In The Duke Can Go to the Devil (Prelude to a Kiss #3) by Erin Knightley, May Bradford has treasured her adventures to exotic locations, traveling alongside her father, a boat captain, over the years. But after the death of her beloved mother, May’s father has sent her to stay with her high society aunt in England. When May meets the stuffy Duke of Radcliffe, she is confused by her reaction. She finds his conservative demeanor off-putting, but can’t seem to overcome the strong attraction growing between them.
“I shall always act as myself, whether I am in private or public. Just as you, I suspect, shall always act the overbearing ass.”
The Duke of Radcliffe, William Spencer, has never questioned his role in his family’s legacy.
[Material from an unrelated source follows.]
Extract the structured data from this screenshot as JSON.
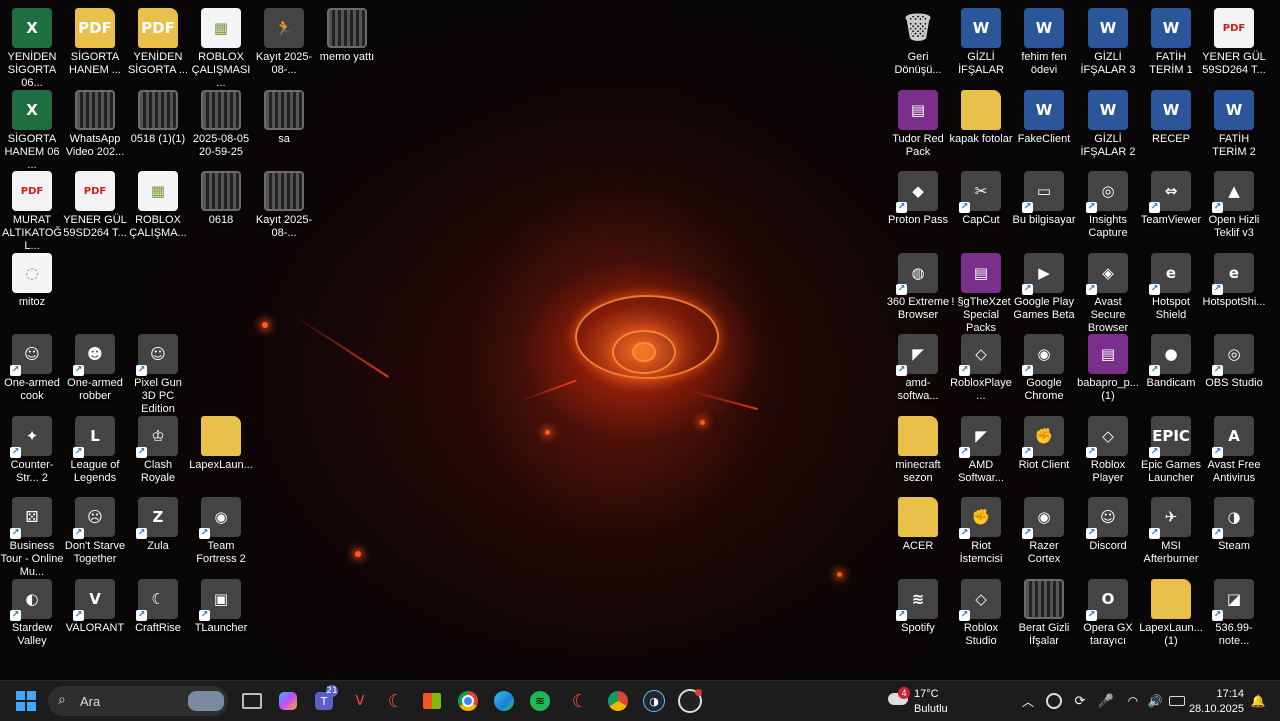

Becoming duke rather young taught him the importance of following society’s rules which he takes very seriously. So why is that May, the beautiful young woman who never misses a chance to give her opinion, affects him so deeply? Radcliffe soon finds himself contemplating a future with the reckless woman who has infiltrated his thoughts and his dreams.
‘She had told him once that home was where the heart resides. What if he could show her that her heart was right here in England?’
As the title suggests, The Duke Can Go to the Devil had a feisty heroine and a seemingly stuffy hero who were at odds from the first moment they met. Regency romance has rarely been so much fun or full of witty verbal sparring as with this novel.
This story was such a pleasure to read. I’ve been interested in Erin Knightley’s work for a while and was knocked out by her writing style, especially how easily the scenes flowed one into the next. Thankfully, considering I jumped in with book three, this can be read as a standalone or as part of the Prelude to a Kiss series.
Reading the book synopsis, I was pretty sure I would like May, with her sassy attitude and her intelligence. Radcliffe was another matter. I did have to warm up to him a bit as I figured I would, but once we learned more about him and his family’s past, I truly enjoyed him. Radcliffe’s interactions with his young step-siblings warmed my heart completely, as well as how much he tried to do right by May.
Like I said before, the dialogue (aka: verbal sparring matches) were snappy, plus full of curiosity and intellect. The attraction between May and Radcliffe caught them both by surprise so they not only fought it within themselves, but also with each other during their conversations. It was interesting to see two people with such definite opposing viewpoints on matters try to find a common ground. I loved the longing that built between them slowly, happening naturally as Radcliffe and May started to understand each other.
Are you a Regency fan who enjoys romance that balances a sweet and tender side with explosive chemistry? Then The Duke Can Go to the Devil is for you!
In the new novel from the bestselling author of The Earl I Adore, May Bradford isn’t afraid to play devil’s advocate when it comes to a duke.…
After her mother’s death, May’s sea captain father sends her halfway around the world to live with his stodgy sister in England. The summer festival in Bath made for a lovely distraction, but now she can’t wait for her father’s return so she can leave this country, its suffocating rules, and one infuriatingly proper nobleman in particular behind.
Because he is the Duke of Radcliffe, William Spencer’s whole life revolves around his duties. He never steps foot outside the bounds of proper behavior, and he expects the same of those around him. With her devil-may-care ways, May vexes him nearly as much as she tempts him, but there’s something about her that he just can’t resist. He knows he’s falling hard for her, but with lives that are worlds apart, will they ever be able to find any common ground?